We believe that chess is most fun and beneficial when studied properly and played competitively. In 1999, the International Olympic Committee officially recognized chess as a sport! Unlike other activities, chess provides a pure decision-making arena where players receive clear feedback on each of their choices. This makes it an ideal vehicle for developing lifelong thinking and learning skills that advance academic, personal, and career success.
Academically, the benefits of chess are well known. It helps students with their focus, work ethic, critical thinking, self-awareness, self-control, and patience. After playing a grueling six hour tournament game, sitting through SAT or AP testing feels like a walk in the park! Chess provides a microcosm in which students practice exerting themselves mentally. They study and build concrete skills, having fun and embracing failure as part of the learning process.
Personally, chess promotes healthy habits and a balanced lifestyle. The life skills chess develops—patience, forethought, sportsmanship, self-accountability—are highly relevant outside the classroom. Scholastic chess is often played in a co-ed team setting, so all of the social benefits of team sports are included as well. As one of the most popular games on the planet, whenever they visit a new country, city, or culture, students can connect with other people through chess.
Career-wise, chess is one of the most compelling extracurriculars to list on a résumé. Being exposed to the mathematical logic of the game is helpful in quantitative and STEM careers. Also, significant creativity is involved at the chessboard. Marcel Duchamp famously stated that “while all artists are not chess players, all chess players are artists.” Chess builds self-confidence as the player develops awareness of her strengths and how to improve weaknesses.
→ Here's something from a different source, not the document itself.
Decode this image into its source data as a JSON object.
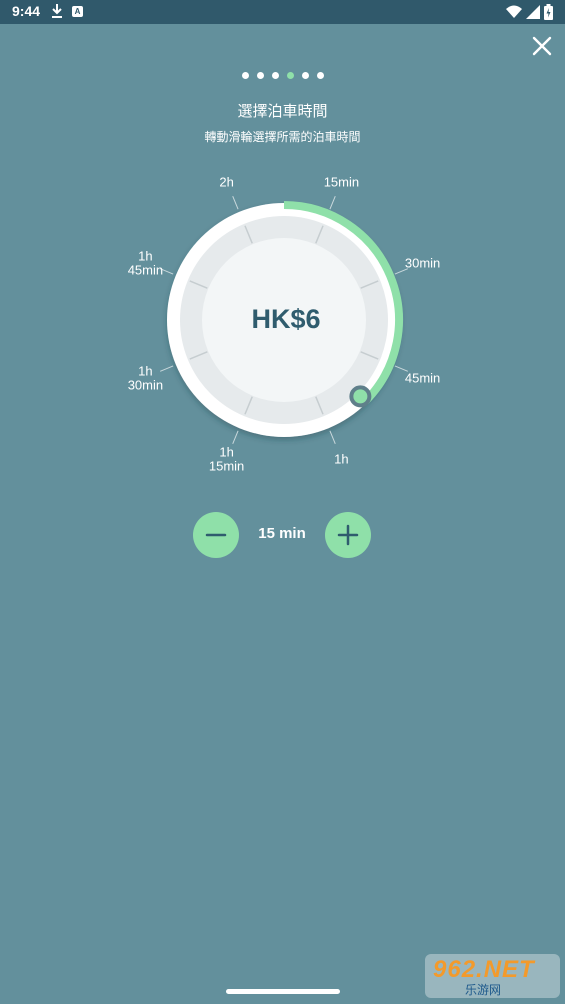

We have big exciting plans for the future, and we hope to see you there!